[DATASET EXTRACT — start]

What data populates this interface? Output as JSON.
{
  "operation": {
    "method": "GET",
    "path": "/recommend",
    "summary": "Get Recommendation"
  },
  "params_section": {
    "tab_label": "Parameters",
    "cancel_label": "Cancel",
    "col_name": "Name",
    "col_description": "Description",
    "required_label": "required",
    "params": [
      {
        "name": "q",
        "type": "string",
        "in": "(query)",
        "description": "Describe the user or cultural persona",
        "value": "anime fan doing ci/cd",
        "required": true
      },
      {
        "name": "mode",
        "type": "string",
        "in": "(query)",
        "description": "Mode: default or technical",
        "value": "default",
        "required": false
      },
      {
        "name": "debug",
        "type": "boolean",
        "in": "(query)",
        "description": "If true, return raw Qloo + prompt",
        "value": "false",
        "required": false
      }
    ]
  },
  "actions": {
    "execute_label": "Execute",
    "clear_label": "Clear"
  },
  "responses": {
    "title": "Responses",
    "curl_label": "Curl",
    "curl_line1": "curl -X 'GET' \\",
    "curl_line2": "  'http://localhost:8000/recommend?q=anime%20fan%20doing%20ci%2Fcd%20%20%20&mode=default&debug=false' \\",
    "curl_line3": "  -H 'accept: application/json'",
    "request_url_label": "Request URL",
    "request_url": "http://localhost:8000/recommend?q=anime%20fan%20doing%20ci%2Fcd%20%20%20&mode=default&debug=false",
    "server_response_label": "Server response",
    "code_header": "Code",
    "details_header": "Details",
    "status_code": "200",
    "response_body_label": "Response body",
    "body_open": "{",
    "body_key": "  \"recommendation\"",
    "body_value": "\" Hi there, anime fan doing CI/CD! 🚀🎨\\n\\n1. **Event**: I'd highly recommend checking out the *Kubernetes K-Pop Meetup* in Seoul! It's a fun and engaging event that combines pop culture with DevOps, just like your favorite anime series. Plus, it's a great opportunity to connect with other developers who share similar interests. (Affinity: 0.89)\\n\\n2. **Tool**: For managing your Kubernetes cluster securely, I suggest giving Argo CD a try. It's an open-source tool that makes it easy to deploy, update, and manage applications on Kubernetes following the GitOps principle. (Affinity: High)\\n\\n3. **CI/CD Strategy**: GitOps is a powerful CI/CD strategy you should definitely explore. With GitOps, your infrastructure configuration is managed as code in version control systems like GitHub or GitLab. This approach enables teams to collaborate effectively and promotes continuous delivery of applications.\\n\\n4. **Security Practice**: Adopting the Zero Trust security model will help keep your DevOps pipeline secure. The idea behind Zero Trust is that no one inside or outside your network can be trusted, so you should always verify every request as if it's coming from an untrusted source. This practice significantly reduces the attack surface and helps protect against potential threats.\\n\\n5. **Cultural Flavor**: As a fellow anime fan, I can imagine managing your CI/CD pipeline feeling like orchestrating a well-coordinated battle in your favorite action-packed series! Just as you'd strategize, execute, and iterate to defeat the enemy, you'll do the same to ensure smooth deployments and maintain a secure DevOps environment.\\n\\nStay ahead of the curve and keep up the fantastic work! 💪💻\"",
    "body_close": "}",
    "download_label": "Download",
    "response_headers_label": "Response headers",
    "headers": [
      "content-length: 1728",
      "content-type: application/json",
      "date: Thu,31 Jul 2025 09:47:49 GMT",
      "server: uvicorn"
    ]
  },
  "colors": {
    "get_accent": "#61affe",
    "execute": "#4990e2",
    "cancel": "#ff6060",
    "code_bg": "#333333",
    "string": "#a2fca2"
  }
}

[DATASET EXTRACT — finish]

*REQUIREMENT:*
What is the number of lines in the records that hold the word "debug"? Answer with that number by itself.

*RESULT FOR THIS TASK:*
3